Thank you for the attention.
I believe smart quotes and suchlike are added by the XSLT used to process the MMD file, so you would need to use a modified XSLT. However, I am no expert on MMD and could be way off - Ioa is the expert on this, so hopefully he’ll be able to set you straight. I do know that this is dealt by the MMD -> HTML -> RTF process, though, which is out of Scrivener’s hands, and that the MMD files will need playing with to alter this behaviour. As I say, Ioa will be able to explain it.
All the best,
That is essentially correct. Modern MMD doesn’t use XSLT by default, it uses a native converter written in C and is thus much, much faster than it used to be. Where Keith is correct is that this is in fact handled after everything Scrivener does is complete. MMD is designed to take straight quotes and automatically “smarten” them, so even if you specifically straighten them in Scrivener, you’ll still get smart quotes.
I’ve never actually tried to disable this before, so I don’t know how one would go about doing so in the new system. You might have better luck posting this query to MMD’s Github forum.
As an aside, I would consider using “Flat XML” instead of RTF. This .fodt file can be opened in LibreOffice (as well as Nisus Writer Pro) and saved as RTF from there. The results will be much superior to the result you get going straight to RTF. It will be prepared with logical stylesheet assignments (heading 1, body, quotation, etc), and use proper semantics where appropriate for things like cross-referencing and footnotes. The RTF is just brute-force converted from HTML (which of course isn’t much of a word processor format itself), via the

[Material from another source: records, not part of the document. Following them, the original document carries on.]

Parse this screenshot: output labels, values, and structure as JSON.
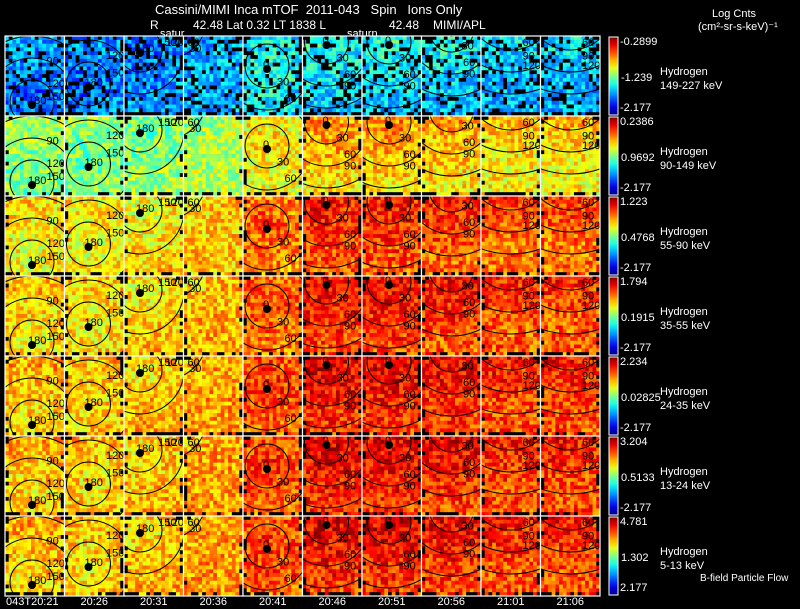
{
  "header": {
    "title": "Cassini/MIMI Inca mTOF  2011-043   Spin   Ions Only",
    "r_label": "R",
    "position_line": "42.48 Lat 0.32 LT 1838 L",
    "l_value": "42.48",
    "credit": "MIMI/APL",
    "saturn_labels": [
      "satur",
      "saturn"
    ]
  },
  "colorbar_title": {
    "line1": "Log Cnts",
    "line2": "(cm²-sr-s-keV)⁻¹"
  },
  "footer_note": "B-field Particle Flow",
  "chart_data": {
    "type": "heatmap",
    "colormap": "jet",
    "colorbar_direction": "blue-low to red-high",
    "x_tick_labels": [
      "043T20:21",
      "20:26",
      "20:31",
      "20:36",
      "20:41",
      "20:46",
      "20:51",
      "20:56",
      "21:01",
      "21:06"
    ],
    "columns": [
      {
        "center_label": "180",
        "contour_labels": [
          "90",
          "120",
          "150"
        ]
      },
      {
        "center_label": "180",
        "contour_labels": [
          "120",
          "150"
        ]
      },
      {
        "center_label": "180",
        "contour_labels": [
          "150",
          "120"
        ]
      },
      {
        "center_label": "",
        "contour_labels": [
          "60",
          "30"
        ]
      },
      {
        "center_label": "0",
        "contour_labels": [
          "30",
          "60"
        ]
      },
      {
        "center_label": "0",
        "contour_labels": [
          "30",
          "60",
          "90"
        ]
      },
      {
        "center_label": "0",
        "contour_labels": [
          "30",
          "60",
          "90"
        ]
      },
      {
        "center_label": "0",
        "contour_labels": [
          "30",
          "60",
          "90"
        ]
      },
      {
        "center_label": "",
        "contour_labels": [
          "60",
          "90",
          "120"
        ]
      },
      {
        "center_label": "",
        "contour_labels": [
          "60",
          "90",
          "120"
        ]
      }
    ],
    "rows": [
      {
        "species": "Hydrogen",
        "energy": "149-227 keV",
        "cbar_max": "-0.2899",
        "cbar_mid": "-1.239",
        "cbar_min": "-2.177",
        "level": 0.3
      },
      {
        "species": "Hydrogen",
        "energy": "90-149 keV",
        "cbar_max": "0.2386",
        "cbar_mid": "0.9692",
        "cbar_min": "-2.177",
        "level": 0.55
      },
      {
        "species": "Hydrogen",
        "energy": "55-90 keV",
        "cbar_max": "1.223",
        "cbar_mid": "0.4768",
        "cbar_min": "-2.177",
        "level": 0.68
      },
      {
        "species": "Hydrogen",
        "energy": "35-55 keV",
        "cbar_max": "1.794",
        "cbar_mid": "0.1915",
        "cbar_min": "-2.177",
        "level": 0.7
      },
      {
        "species": "Hydrogen",
        "energy": "24-35 keV",
        "cbar_max": "2.234",
        "cbar_mid": "0.02825",
        "cbar_min": "-2.177",
        "level": 0.72
      },
      {
        "species": "Hydrogen",
        "energy": "13-24 keV",
        "cbar_max": "3.204",
        "cbar_mid": "0.5133",
        "cbar_min": "-2.177",
        "level": 0.72
      },
      {
        "species": "Hydrogen",
        "energy": "5-13 keV",
        "cbar_max": "4.781",
        "cbar_mid": "1.302",
        "cbar_min": "2.177",
        "level": 0.72
      }
    ]
  }
}
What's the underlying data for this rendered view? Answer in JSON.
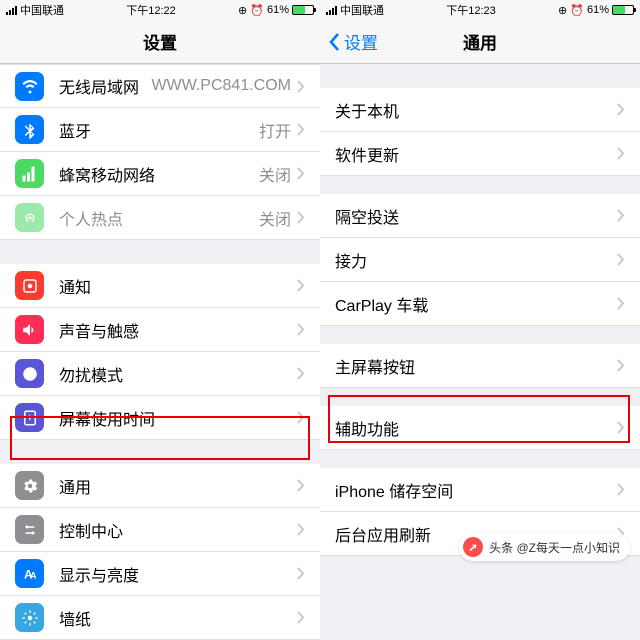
{
  "left": {
    "status": {
      "carrier": "中国联通",
      "time": "下午12:22",
      "battery": "61%"
    },
    "nav": {
      "title": "设置"
    },
    "groups": [
      [
        {
          "icon": "wifi",
          "color": "#007aff",
          "label": "无线局域网",
          "value": "WWW.PC841.COM"
        },
        {
          "icon": "bluetooth",
          "color": "#007aff",
          "label": "蓝牙",
          "value": "打开"
        },
        {
          "icon": "cellular",
          "color": "#4cd964",
          "label": "蜂窝移动网络",
          "value": "关闭"
        },
        {
          "icon": "hotspot",
          "color": "#4cd964",
          "label": "个人热点",
          "value": "关闭",
          "dim": true
        }
      ],
      [
        {
          "icon": "notification",
          "color": "#ff3b30",
          "label": "通知"
        },
        {
          "icon": "sound",
          "color": "#ff2d55",
          "label": "声音与触感"
        },
        {
          "icon": "dnd",
          "color": "#5856d6",
          "label": "勿扰模式"
        },
        {
          "icon": "screentime",
          "color": "#5856d6",
          "label": "屏幕使用时间"
        }
      ],
      [
        {
          "icon": "general",
          "color": "#8e8e93",
          "label": "通用"
        },
        {
          "icon": "control",
          "color": "#8e8e93",
          "label": "控制中心"
        },
        {
          "icon": "display",
          "color": "#007aff",
          "label": "显示与亮度"
        },
        {
          "icon": "wallpaper",
          "color": "#36a7e0",
          "label": "墙纸"
        }
      ]
    ]
  },
  "right": {
    "status": {
      "carrier": "中国联通",
      "time": "下午12:23",
      "battery": "61%"
    },
    "nav": {
      "back": "设置",
      "title": "通用"
    },
    "groups": [
      [
        {
          "label": "关于本机"
        },
        {
          "label": "软件更新"
        }
      ],
      [
        {
          "label": "隔空投送"
        },
        {
          "label": "接力"
        },
        {
          "label": "CarPlay 车载"
        }
      ],
      [
        {
          "label": "主屏幕按钮"
        }
      ],
      [
        {
          "label": "辅助功能"
        }
      ],
      [
        {
          "label": "iPhone 储存空间"
        },
        {
          "label": "后台应用刷新"
        }
      ]
    ]
  },
  "watermark": {
    "prefix": "头条",
    "text": "@Z每天一点小知识"
  }
}
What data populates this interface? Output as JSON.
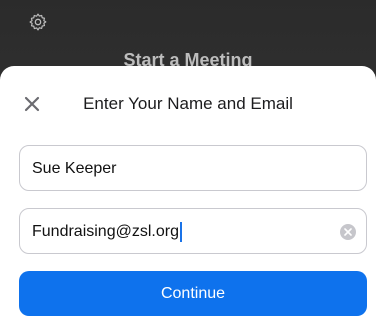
{
  "background": {
    "title": "Start a Meeting",
    "gear_icon": "gear-icon"
  },
  "dialog": {
    "title": "Enter Your Name and Email",
    "close_icon": "close-icon"
  },
  "form": {
    "name_value": "Sue Keeper",
    "email_value": "Fundraising@zsl.org",
    "clear_icon": "clear-text-icon"
  },
  "actions": {
    "continue_label": "Continue"
  },
  "colors": {
    "accent": "#0e72ed",
    "backdrop": "#2f2f2f"
  }
}
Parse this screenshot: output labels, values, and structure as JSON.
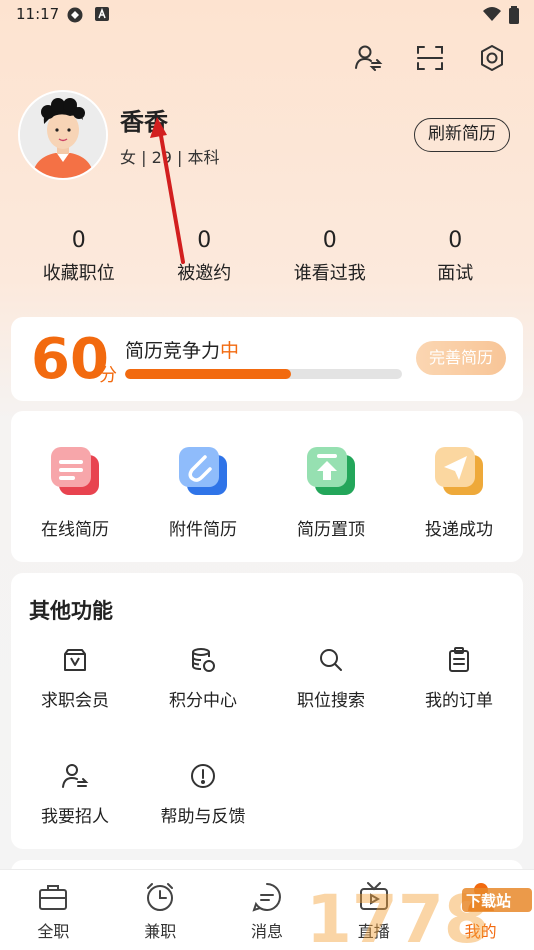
{
  "status": {
    "time": "11:17"
  },
  "profile": {
    "name": "香香",
    "info": "女 | 29 | 本科",
    "refresh_label": "刷新简历"
  },
  "stats": [
    {
      "num": "0",
      "label": "收藏职位"
    },
    {
      "num": "0",
      "label": "被邀约"
    },
    {
      "num": "0",
      "label": "谁看过我"
    },
    {
      "num": "0",
      "label": "面试"
    }
  ],
  "score": {
    "value": "60",
    "unit": "分",
    "title": "简历竞争力",
    "level": "中",
    "progress": 0.6,
    "improve_label": "完善简历"
  },
  "actions": [
    {
      "label": "在线简历",
      "icon": "resume-doc-icon",
      "color": "#f2646e"
    },
    {
      "label": "附件简历",
      "icon": "attachment-icon",
      "color": "#4f8ef7"
    },
    {
      "label": "简历置顶",
      "icon": "pin-top-icon",
      "color": "#3cc070"
    },
    {
      "label": "投递成功",
      "icon": "send-icon",
      "color": "#f4b04c"
    }
  ],
  "other": {
    "title": "其他功能",
    "items": [
      {
        "label": "求职会员",
        "icon": "vip-icon"
      },
      {
        "label": "积分中心",
        "icon": "coins-icon"
      },
      {
        "label": "职位搜索",
        "icon": "search-icon"
      },
      {
        "label": "我的订单",
        "icon": "order-icon"
      },
      {
        "label": "我要招人",
        "icon": "recruit-icon"
      },
      {
        "label": "帮助与反馈",
        "icon": "help-icon"
      }
    ]
  },
  "tabs": [
    {
      "label": "全职",
      "icon": "briefcase-icon"
    },
    {
      "label": "兼职",
      "icon": "clock-icon"
    },
    {
      "label": "消息",
      "icon": "message-icon"
    },
    {
      "label": "直播",
      "icon": "tv-icon"
    },
    {
      "label": "我的",
      "icon": "user-icon",
      "active": true
    }
  ],
  "watermark": {
    "text": "1778 下载站"
  },
  "colors": {
    "accent": "#f26a0f",
    "annotation": "#d21f1f"
  }
}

[b]textutil[/b] UNIX utility installed on all Macs. The quality level leaves much to be desired, however it is fast, and doesn’t involve LibreOffice, so it is useful for proofing. For any serious word processor migration though, it pays to go with a robust word processor output. That may solve the quote problem for you, by treating the quotes properly in the first place. I don’t have Word 2008 for the Mac to test this theory however (I did test using Office 2010 for the PC, but both the straight RTF and FODT->RTF converted files worked fine).